Jack Doyle, Leslie Feagan, Bob Freschi, and Ric Ryder play the school board, whom Harold Hill forms into a first-rate barbershop quartet. Then, for the rest of the show, they harmonize happily on “Sincere,” “It’s You,” “Goodnight Ladies,” and “Lida Rose.” Kirby Ward is good as Harold Hill’s old pal and erstwhile partner in crime Marcellus Washburn, and Peter Leskowicz and Aimee Henderson are delightful as “bad boy” Tommy Djilas and Mayor Shinn’s gloriously goofy daughter Zaneeta, whom Tommy courts at great peril against her father’s wishes.

Personable performances by stars Tom Wopat and Jacquelyn Piro Donovan and crisp comic characterizations by a stellar supporting cast, director/choreographer Richard Sabellico’s splendid staging and high-stepping production numbers, and spirited musical accompaniment by musical director Edward G. Robinson and the 25-piece NCT orchestra all combine with colorful early-20th-century costumes and gorgeous scenery to make The Music Man a must-see musical. The show’s sets (especially the scenery for the final nighttime scenes, set outside on a starry, starry night) are simply awesome.

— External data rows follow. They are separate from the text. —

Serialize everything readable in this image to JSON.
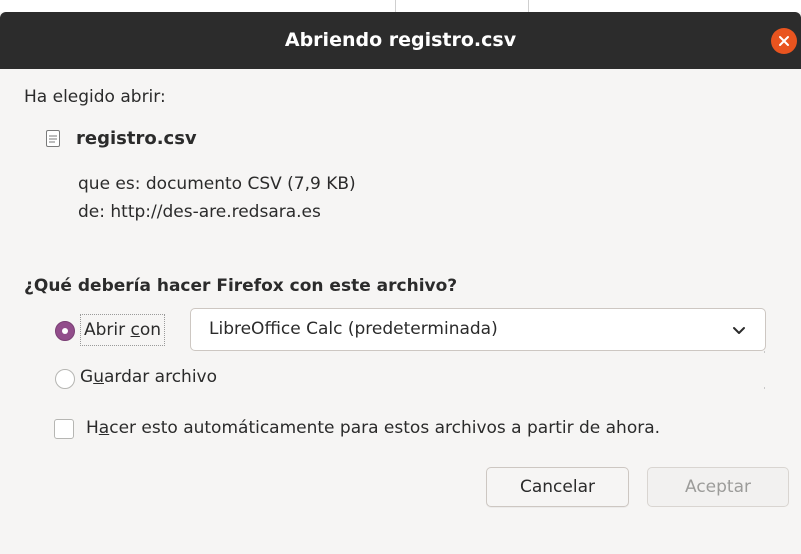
{
  "window": {
    "title": "Abriendo registro.csv"
  },
  "dialog": {
    "intro": "Ha elegido abrir:",
    "filename": "registro.csv",
    "file_type_line": "que es: documento CSV (7,9 KB)",
    "source_line": "de: http://des-are.redsara.es",
    "question": "¿Qué debería hacer Firefox con este archivo?",
    "open_with": {
      "label_pre": "Abrir ",
      "label_mnemonic": "c",
      "label_post": "on",
      "selected": true,
      "application": "LibreOffice Calc (predeterminada)"
    },
    "save_file": {
      "label_pre": "G",
      "label_mnemonic": "u",
      "label_post": "ardar archivo",
      "selected": false
    },
    "auto_checkbox": {
      "label_pre": "H",
      "label_mnemonic": "a",
      "label_post": "cer esto automáticamente para estos archivos a partir de ahora.",
      "checked": false
    }
  },
  "buttons": {
    "cancel": "Cancelar",
    "accept": "Aceptar",
    "accept_enabled": false
  },
  "icons": {
    "close": "close-icon",
    "file": "document-icon",
    "dropdown": "chevron-down-icon"
  },
  "colors": {
    "titlebar": "#2c2c2c",
    "close_button": "#e9541f",
    "radio_accent": "#924d8b",
    "dialog_bg": "#f6f5f4"
  }
}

The North Carolina Theatre presents The Music Man Tuesday-Friday, Nov. 7-10, at 8 p.m.; Saturday, Nov. 11, at 2 and 8 p.m.; and Sunday, Nov. 12, at 2 and 7 p.m. in Raleigh Memorial Auditorium in the Progress Energy Center for the Performing Arts, 1 E. South St., Raleigh, North Carolina. $23-$68. NCT Box Office: 919/831-6950. Group sales (for groups of 10 or more): 919/664-5204 or http://www.nctheatre.com/group_sales.html [inactive 3/09]. Note: The 2 p.m. Nov. 11th performance will be audio described by Arts Access, Inc. North Carolina Theatre: http://www.nctheatre.com/. Internet Broadway Database: http://www.ibdb.com/show.asp?ID=6353. Internet Movie Database: http://www.imdb.com/title/tt0056262/. Tom Wopat: http://www.wopat.com/front.html (his official web site) [inactive 5/09], http://www.ibdb.com/person.asp?ID=65643 (International Broadway Database), and http://www.imdb.com/name/nm0941374/ (International Movie Database). Richard J. Sabellico: http://www.ibdb.com/person.asp?id=78133 (International Broadway Database) and http://www.imdb.com/name/nm2236790/ (International Movie Database).